Please use the Registration Form to express your interest in these events and obtain more information.


Fieldwork is an essential part of geology. Whether it is someone looking at rocks for the first time or people engaged in speciality research, the field element is essential.

It is recommended to register with the event's organiser so that you can be notified of any change, and to avoid events being over-subscribed. We will always try to contact anyone who has registered an interest in a trip in advance. If you have registered and find that you will not be able to attend please inform the event organiser to allow someone else to take your place.

Details of events more than two months ahead are provisional. None of the event descriptions here constitute a brochure under the Package Travel Regulations (1992).

Note that day field trips generally carry a charge of £3.00 to cover costs. Where an event carries an admission fee, more will be charged, and the amount should be made clear in the event details.

Upcoming daytrips
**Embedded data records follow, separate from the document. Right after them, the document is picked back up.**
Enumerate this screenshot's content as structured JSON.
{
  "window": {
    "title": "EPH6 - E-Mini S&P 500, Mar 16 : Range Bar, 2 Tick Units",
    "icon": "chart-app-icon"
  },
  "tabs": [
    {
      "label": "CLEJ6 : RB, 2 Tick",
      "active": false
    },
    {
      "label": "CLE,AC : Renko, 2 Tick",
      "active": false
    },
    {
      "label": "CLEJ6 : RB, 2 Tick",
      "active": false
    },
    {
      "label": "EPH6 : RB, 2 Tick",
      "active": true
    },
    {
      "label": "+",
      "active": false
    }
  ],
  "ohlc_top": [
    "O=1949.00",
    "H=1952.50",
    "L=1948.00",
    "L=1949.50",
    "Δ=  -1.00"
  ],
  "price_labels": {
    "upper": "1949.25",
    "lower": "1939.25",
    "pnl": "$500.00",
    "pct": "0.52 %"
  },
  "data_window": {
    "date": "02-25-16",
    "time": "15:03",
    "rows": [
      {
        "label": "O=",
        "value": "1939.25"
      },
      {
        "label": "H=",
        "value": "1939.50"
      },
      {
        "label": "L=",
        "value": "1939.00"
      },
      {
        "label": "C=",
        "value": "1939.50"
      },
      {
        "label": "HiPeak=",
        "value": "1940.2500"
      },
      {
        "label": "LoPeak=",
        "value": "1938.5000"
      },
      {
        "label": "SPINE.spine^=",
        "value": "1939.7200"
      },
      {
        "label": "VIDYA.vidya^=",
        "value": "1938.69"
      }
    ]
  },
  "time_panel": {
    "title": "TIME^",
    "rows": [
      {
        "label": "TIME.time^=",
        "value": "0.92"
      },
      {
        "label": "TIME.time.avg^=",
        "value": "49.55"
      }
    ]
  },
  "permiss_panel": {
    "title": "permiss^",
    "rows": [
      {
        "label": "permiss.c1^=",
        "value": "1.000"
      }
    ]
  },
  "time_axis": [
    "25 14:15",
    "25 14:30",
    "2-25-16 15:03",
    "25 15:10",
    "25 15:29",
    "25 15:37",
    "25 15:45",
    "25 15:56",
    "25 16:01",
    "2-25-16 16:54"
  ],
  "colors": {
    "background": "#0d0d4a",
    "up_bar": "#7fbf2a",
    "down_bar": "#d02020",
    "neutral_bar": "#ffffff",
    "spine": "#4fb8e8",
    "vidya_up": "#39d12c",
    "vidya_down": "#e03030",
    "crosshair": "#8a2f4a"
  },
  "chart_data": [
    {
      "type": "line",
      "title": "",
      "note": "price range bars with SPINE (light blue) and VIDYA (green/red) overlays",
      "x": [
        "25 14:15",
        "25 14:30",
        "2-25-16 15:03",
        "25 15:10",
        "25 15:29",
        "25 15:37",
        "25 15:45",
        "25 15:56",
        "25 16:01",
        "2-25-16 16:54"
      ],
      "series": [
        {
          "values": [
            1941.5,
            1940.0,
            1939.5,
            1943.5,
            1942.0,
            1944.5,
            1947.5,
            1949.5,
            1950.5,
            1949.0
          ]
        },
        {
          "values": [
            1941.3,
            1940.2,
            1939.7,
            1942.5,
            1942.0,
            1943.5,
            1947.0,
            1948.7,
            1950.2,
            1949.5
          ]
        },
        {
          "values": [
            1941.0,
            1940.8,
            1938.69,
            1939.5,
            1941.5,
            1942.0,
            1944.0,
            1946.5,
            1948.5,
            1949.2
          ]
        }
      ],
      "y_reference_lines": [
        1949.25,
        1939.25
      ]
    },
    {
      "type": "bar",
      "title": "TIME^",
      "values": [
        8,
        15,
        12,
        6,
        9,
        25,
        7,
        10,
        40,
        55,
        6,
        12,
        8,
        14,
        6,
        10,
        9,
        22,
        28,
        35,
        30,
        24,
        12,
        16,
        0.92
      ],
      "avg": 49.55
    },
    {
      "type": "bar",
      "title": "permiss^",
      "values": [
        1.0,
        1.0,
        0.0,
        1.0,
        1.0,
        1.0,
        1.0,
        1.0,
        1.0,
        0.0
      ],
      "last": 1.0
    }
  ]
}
A linear walk along the Southbank of the Thames from Blackfriars Station to London Bridge. The walk will be approximately 1.5 to 2 hours long and will include the history and some geology of this important stretch of the river. The walk will finish at Southwark Cathedral, this is close to London Bridge Station and Borough Market.

Contact: Sue Vernon


Visit to the Kings Dyke Nature Reserve exploring the fossil beds of the Oxford Clay exposed at King's Dyke

The Oxford Clay dates back to the Jurassic period 140 million years ago. At that time Kings Dyke would have been at the bottom of a warm tropical ocean. The seas would have been full of various species of shellfish such as ammonite and belemnite, found in abundance in the fossil area. Middle sized predators would have included ichthyosaurs (a dolphin like creature) and plesiosaurs. Both of these would have been about 4-6m in length as would the Jurassic sharks and crocodiles. Fossils of all of these creatures are regularly found in the fossil area. Fossilised wood is also regularly found.

Of a much larger scale, a number of fossil remains have been found of a large filter feeding fish called Leedsichthys and ocean going predators such as pliosaurs, both in excess of 20m in length.

Contact: Nicole Gay


**Postponed - Date TBC**

Contact: Alan Wilson


Details to follow.

Contact: John Lonergan


Details to follow.

Contact: John Lonergan


Details to follow.

Contact: Sue Vernon


Details to follow.

Contact: Richard Trounson


Details to follow.

Contact: Alan Wilson


Details to follow.

Contact: Alan Wilson